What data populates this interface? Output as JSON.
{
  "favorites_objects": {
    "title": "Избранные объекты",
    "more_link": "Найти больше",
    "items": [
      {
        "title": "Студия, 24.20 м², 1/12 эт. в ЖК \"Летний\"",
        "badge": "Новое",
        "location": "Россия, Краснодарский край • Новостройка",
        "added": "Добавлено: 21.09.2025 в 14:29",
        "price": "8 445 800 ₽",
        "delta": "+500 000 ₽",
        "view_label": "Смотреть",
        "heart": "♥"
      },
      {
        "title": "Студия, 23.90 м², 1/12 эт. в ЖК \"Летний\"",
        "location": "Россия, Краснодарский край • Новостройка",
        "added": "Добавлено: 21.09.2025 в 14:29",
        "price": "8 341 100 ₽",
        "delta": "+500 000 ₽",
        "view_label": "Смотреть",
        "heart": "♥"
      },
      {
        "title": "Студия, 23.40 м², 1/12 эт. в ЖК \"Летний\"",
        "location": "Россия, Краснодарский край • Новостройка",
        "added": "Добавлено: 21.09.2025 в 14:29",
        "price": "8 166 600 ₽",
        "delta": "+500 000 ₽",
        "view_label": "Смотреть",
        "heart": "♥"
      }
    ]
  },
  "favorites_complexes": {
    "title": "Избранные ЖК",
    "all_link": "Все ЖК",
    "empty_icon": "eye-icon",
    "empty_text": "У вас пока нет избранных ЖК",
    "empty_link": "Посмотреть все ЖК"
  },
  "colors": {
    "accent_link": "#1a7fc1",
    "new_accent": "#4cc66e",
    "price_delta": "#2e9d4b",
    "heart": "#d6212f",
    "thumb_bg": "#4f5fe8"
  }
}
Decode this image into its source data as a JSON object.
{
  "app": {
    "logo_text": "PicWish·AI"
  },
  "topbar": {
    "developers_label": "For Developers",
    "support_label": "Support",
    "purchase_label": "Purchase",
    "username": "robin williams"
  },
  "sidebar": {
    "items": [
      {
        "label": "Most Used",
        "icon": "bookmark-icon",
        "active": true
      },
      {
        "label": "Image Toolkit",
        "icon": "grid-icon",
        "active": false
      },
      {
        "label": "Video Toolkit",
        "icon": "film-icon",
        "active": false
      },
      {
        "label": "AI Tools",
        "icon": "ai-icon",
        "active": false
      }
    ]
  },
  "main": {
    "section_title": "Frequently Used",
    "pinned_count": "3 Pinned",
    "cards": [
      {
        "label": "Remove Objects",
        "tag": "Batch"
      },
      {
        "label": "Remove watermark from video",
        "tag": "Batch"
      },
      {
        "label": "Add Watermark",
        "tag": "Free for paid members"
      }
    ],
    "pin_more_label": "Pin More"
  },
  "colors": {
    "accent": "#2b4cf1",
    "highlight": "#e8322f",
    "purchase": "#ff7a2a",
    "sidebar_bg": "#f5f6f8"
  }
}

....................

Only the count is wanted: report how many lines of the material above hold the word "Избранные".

* [Response area] 2